EXERCISE GOAL
Check each line below for the word "size", and copy those that have it.

SOURCE INFORMATION
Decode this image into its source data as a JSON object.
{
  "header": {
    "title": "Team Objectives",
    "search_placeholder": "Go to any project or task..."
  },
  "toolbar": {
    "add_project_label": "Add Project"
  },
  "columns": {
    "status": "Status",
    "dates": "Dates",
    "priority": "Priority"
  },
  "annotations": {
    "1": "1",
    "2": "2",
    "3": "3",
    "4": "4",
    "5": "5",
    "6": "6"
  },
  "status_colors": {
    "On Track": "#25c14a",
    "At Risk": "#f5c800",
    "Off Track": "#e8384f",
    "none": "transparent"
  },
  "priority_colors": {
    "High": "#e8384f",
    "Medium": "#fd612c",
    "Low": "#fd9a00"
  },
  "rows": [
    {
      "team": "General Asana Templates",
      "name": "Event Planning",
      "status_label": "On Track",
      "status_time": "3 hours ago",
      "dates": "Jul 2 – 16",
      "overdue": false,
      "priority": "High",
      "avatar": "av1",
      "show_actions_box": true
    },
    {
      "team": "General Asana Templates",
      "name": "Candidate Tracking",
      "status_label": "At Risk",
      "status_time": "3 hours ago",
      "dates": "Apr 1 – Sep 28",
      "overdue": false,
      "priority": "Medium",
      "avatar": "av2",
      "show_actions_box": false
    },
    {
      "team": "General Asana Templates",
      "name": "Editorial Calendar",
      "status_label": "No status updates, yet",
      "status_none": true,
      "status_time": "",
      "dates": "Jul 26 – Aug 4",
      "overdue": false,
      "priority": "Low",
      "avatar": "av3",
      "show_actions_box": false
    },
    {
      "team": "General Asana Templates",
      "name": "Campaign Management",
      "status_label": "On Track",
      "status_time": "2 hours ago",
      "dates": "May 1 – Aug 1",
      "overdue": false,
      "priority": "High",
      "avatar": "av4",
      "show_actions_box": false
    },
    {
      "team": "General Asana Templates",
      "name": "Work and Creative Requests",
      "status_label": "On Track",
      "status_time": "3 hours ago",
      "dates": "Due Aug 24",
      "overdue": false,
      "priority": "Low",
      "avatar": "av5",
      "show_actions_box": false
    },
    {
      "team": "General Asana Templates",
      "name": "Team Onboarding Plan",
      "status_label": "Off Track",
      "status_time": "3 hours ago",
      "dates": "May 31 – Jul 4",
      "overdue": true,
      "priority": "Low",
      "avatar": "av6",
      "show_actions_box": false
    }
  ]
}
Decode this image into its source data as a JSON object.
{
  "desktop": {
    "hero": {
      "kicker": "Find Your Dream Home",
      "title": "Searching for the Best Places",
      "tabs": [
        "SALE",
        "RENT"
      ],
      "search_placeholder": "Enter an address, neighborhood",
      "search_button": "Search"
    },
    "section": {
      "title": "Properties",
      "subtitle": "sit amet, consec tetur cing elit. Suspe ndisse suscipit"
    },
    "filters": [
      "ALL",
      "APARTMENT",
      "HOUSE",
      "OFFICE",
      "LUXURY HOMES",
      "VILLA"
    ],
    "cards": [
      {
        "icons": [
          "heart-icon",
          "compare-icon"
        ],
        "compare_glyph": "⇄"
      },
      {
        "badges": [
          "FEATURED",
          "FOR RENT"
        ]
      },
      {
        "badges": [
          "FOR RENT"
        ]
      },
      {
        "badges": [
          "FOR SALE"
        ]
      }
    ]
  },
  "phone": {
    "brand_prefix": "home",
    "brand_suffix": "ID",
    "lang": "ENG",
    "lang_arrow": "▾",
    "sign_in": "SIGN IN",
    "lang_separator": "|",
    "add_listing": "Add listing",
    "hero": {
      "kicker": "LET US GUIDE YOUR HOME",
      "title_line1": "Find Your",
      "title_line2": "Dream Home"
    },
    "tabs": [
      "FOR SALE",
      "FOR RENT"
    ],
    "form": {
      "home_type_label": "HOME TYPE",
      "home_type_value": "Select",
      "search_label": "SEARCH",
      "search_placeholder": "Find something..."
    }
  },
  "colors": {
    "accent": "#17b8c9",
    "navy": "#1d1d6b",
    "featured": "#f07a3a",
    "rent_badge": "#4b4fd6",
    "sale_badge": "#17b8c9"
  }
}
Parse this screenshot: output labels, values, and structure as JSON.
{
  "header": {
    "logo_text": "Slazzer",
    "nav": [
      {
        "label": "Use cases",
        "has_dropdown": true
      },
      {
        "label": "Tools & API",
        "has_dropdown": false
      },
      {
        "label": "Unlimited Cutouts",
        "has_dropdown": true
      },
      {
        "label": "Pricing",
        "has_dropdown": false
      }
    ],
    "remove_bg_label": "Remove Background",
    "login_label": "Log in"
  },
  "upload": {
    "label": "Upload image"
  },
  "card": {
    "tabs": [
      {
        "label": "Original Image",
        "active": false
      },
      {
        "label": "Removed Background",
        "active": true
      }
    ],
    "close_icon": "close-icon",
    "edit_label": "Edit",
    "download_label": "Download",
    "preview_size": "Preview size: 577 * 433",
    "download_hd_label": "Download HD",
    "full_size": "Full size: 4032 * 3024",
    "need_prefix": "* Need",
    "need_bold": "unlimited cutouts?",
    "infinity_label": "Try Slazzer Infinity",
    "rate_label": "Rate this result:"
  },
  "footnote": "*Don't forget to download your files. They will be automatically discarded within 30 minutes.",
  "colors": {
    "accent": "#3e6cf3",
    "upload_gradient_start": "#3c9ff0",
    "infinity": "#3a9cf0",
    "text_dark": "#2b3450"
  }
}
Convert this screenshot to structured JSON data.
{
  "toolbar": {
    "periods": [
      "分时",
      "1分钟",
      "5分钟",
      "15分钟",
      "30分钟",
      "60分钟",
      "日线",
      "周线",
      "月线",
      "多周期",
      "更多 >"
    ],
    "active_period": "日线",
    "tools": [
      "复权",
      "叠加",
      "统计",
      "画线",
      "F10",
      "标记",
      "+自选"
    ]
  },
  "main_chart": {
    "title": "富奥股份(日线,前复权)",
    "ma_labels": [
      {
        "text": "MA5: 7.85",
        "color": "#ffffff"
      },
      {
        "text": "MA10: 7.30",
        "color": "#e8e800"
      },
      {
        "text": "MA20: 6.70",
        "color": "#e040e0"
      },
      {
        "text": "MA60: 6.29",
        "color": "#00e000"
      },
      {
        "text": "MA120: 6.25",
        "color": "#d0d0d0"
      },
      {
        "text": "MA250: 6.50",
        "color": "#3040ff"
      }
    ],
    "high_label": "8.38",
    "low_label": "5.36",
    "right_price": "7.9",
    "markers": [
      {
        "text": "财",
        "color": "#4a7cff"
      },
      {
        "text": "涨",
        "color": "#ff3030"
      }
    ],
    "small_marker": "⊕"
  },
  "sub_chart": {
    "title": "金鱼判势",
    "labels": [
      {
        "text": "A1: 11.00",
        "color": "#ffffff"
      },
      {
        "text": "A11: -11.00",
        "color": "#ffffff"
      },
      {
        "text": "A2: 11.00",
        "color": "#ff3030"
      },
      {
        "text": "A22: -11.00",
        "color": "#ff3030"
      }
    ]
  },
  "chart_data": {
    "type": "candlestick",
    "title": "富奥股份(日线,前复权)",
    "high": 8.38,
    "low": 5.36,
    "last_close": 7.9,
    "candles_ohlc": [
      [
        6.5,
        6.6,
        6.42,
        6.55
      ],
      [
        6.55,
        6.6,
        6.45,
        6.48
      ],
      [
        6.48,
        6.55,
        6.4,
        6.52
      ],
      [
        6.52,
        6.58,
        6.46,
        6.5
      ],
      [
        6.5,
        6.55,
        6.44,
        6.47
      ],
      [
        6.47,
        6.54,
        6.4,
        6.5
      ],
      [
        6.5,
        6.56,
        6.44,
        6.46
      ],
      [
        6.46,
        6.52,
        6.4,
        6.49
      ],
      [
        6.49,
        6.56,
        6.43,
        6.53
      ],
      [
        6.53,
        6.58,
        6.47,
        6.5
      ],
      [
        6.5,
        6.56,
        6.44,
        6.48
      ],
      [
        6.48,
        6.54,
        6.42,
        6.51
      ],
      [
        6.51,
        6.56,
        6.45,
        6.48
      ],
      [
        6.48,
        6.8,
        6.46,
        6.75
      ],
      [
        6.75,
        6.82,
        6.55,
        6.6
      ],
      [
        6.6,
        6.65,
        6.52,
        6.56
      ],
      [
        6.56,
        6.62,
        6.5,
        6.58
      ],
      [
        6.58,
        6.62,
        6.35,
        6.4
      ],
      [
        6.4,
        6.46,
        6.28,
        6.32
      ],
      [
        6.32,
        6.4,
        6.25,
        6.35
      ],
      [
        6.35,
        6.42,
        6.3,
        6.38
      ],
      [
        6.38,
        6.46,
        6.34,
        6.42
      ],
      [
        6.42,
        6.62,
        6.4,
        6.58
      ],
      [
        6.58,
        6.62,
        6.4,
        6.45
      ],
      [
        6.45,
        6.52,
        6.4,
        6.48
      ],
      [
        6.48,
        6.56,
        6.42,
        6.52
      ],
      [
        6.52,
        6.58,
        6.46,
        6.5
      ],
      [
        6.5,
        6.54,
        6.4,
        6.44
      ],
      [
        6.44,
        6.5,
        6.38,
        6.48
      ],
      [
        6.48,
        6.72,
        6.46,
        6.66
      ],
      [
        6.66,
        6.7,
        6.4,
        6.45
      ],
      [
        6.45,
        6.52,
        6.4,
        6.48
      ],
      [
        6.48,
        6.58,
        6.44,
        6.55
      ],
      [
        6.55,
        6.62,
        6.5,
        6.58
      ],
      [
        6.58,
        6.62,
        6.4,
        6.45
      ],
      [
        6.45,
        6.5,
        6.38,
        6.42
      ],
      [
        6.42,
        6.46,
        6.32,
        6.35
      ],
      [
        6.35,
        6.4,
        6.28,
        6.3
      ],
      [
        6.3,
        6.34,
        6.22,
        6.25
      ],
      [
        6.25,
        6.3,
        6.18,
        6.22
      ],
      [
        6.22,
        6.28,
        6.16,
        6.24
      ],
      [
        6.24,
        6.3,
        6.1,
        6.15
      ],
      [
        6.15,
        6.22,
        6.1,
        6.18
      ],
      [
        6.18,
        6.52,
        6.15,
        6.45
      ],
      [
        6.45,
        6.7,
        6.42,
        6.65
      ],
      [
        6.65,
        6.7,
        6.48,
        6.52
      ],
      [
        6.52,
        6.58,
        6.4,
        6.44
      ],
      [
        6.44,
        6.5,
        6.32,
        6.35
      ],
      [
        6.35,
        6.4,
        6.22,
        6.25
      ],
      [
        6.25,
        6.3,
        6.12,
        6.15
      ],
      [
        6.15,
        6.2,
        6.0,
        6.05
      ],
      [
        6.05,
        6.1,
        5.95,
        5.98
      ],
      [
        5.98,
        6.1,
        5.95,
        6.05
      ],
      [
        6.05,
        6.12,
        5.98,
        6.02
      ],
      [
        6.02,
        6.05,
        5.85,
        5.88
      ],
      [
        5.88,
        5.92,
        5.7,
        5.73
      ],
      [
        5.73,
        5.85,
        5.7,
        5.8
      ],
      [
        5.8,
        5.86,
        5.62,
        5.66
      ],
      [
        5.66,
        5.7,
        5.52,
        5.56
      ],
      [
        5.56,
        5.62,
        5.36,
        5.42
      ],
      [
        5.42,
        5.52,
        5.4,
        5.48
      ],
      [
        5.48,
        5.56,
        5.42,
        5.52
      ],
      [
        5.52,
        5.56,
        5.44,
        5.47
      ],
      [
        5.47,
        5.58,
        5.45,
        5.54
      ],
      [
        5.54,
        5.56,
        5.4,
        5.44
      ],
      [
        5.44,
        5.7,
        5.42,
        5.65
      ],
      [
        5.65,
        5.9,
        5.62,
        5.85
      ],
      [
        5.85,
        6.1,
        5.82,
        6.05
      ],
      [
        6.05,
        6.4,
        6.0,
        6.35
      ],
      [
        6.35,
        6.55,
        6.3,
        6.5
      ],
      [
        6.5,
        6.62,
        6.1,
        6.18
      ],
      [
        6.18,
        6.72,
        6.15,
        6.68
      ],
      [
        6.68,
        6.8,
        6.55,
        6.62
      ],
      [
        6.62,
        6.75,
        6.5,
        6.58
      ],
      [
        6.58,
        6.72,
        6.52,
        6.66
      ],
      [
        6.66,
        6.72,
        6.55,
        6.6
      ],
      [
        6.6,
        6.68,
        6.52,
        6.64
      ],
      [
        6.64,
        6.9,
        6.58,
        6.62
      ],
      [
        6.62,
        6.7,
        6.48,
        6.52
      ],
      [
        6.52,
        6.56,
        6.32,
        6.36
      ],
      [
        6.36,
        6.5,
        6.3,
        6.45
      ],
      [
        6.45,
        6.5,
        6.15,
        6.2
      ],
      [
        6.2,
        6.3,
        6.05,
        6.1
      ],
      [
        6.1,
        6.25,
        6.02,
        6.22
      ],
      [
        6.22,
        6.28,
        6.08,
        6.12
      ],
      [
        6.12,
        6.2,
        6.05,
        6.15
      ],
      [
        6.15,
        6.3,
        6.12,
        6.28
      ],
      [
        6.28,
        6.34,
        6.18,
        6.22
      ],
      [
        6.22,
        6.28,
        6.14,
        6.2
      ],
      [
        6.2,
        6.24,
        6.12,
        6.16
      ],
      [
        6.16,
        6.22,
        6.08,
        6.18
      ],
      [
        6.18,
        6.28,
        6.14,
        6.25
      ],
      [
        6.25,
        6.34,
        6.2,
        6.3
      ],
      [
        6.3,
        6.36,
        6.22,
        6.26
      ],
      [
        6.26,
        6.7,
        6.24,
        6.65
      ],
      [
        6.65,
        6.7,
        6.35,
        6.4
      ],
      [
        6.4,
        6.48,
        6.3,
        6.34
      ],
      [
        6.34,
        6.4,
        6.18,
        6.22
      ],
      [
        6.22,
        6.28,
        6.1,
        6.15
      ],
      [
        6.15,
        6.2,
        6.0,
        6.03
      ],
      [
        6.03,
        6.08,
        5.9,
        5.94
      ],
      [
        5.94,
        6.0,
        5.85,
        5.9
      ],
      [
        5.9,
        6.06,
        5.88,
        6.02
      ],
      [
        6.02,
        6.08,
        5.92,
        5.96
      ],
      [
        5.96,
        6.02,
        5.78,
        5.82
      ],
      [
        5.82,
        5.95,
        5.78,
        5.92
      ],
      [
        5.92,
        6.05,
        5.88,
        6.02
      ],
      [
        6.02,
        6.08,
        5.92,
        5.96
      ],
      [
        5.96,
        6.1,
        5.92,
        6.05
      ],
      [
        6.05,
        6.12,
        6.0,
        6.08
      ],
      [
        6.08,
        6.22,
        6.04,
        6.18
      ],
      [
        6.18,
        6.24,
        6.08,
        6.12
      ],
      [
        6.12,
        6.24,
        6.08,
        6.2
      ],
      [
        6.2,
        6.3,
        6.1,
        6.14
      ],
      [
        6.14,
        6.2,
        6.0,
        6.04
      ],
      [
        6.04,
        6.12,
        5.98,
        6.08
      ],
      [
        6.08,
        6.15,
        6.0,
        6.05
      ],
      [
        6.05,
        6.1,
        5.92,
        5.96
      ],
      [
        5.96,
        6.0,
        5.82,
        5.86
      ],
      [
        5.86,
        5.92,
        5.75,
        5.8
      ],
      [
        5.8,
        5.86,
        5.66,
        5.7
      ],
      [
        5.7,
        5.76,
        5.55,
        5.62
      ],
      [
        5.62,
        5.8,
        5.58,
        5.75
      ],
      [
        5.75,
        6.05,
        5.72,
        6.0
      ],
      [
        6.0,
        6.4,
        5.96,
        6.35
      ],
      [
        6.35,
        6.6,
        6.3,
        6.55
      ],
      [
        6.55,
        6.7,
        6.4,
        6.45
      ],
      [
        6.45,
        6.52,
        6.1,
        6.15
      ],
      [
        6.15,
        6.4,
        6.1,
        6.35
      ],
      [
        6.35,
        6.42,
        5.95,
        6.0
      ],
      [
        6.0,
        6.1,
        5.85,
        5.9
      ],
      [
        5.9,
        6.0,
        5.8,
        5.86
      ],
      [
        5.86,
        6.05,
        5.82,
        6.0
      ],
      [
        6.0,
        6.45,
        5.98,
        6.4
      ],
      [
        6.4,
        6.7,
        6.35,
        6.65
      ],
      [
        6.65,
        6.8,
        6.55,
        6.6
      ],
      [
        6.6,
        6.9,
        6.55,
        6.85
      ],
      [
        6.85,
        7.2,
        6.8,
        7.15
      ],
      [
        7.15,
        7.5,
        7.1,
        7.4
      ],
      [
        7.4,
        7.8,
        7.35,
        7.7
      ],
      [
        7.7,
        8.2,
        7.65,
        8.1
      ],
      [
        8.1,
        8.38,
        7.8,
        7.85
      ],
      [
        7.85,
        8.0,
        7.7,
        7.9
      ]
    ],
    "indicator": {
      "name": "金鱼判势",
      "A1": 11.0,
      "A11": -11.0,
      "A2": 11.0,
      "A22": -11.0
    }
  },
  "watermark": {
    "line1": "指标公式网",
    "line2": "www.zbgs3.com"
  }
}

ANSWER SPACE
    "preview_size": "Preview size: 577 * 433",
    "full_size": "Full size: 4032 * 3024",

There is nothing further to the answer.